● **WORK ORDER**: Give every line from the entries that contains "form".

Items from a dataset
········

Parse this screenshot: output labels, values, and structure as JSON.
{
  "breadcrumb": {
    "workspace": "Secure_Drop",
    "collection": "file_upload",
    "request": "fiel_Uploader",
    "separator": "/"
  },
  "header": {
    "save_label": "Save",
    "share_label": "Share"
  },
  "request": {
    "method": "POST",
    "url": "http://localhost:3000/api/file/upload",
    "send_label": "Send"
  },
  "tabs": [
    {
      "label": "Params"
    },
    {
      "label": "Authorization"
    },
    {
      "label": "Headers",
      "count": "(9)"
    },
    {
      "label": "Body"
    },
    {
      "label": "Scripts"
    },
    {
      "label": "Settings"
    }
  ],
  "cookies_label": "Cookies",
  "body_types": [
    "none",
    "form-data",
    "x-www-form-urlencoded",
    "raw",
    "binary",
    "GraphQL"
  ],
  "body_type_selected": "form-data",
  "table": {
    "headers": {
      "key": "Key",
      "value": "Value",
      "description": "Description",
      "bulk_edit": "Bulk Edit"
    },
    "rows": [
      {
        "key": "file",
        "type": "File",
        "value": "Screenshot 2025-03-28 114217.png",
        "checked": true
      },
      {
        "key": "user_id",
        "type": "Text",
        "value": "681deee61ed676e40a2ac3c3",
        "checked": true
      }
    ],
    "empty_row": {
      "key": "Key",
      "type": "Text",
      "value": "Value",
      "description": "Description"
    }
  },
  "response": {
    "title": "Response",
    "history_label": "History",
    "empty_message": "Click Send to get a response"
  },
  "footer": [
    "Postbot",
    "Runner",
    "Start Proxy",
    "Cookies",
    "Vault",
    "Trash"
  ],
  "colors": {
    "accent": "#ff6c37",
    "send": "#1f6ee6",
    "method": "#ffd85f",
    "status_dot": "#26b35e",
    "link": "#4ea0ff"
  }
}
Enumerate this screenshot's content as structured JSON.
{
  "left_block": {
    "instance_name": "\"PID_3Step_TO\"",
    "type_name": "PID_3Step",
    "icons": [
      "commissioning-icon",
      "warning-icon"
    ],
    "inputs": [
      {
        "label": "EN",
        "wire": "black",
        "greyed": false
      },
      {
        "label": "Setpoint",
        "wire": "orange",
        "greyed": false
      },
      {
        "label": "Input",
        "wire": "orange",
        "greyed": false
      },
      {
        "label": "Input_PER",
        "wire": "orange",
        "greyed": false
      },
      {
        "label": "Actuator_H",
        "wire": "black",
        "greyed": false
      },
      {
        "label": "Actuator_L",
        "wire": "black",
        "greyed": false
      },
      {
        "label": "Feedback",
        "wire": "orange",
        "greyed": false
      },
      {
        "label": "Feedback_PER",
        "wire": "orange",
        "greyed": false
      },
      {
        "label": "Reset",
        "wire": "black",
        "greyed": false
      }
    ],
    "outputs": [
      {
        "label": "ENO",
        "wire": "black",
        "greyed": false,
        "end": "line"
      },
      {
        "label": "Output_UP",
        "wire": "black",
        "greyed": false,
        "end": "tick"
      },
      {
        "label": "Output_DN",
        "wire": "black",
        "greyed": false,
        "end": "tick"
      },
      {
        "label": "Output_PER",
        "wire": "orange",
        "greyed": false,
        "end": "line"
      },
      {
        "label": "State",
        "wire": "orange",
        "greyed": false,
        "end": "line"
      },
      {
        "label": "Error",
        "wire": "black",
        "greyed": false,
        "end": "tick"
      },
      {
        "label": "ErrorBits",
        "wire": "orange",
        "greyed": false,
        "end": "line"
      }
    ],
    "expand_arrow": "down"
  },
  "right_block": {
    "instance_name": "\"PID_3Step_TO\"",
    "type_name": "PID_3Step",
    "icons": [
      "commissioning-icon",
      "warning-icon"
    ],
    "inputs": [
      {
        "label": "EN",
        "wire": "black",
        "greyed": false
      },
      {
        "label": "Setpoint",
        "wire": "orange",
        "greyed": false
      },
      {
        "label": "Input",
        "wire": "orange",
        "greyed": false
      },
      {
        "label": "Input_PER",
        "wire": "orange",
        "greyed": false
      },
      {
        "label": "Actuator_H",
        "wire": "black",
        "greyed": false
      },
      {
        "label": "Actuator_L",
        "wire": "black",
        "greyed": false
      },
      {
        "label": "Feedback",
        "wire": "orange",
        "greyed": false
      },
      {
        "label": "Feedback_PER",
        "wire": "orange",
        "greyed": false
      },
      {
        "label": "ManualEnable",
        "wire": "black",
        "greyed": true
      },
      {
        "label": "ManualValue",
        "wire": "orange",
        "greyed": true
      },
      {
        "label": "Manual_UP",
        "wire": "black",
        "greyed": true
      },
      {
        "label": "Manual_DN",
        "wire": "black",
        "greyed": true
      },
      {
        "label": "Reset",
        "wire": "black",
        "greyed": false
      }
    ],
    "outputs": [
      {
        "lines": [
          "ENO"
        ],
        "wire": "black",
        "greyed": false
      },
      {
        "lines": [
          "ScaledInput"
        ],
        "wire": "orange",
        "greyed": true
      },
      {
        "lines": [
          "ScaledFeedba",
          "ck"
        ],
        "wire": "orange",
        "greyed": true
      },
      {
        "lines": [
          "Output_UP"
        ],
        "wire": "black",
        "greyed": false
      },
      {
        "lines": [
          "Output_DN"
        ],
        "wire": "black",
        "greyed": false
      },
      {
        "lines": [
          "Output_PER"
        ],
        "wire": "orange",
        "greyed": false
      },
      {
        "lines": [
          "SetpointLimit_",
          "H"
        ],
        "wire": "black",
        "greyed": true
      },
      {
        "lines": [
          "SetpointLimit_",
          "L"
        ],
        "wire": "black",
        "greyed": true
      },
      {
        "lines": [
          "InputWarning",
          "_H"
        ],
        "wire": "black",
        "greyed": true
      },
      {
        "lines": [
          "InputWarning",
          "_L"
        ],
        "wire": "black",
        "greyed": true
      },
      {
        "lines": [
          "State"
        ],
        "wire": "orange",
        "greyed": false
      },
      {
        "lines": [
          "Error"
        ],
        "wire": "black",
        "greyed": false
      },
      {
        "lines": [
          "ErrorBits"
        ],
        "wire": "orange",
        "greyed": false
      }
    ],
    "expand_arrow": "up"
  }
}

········

● **EXPECTED OUTPUT**:
    "form-data",
    "x-www-form-urlencoded",
  "body_type_selected": "form-data",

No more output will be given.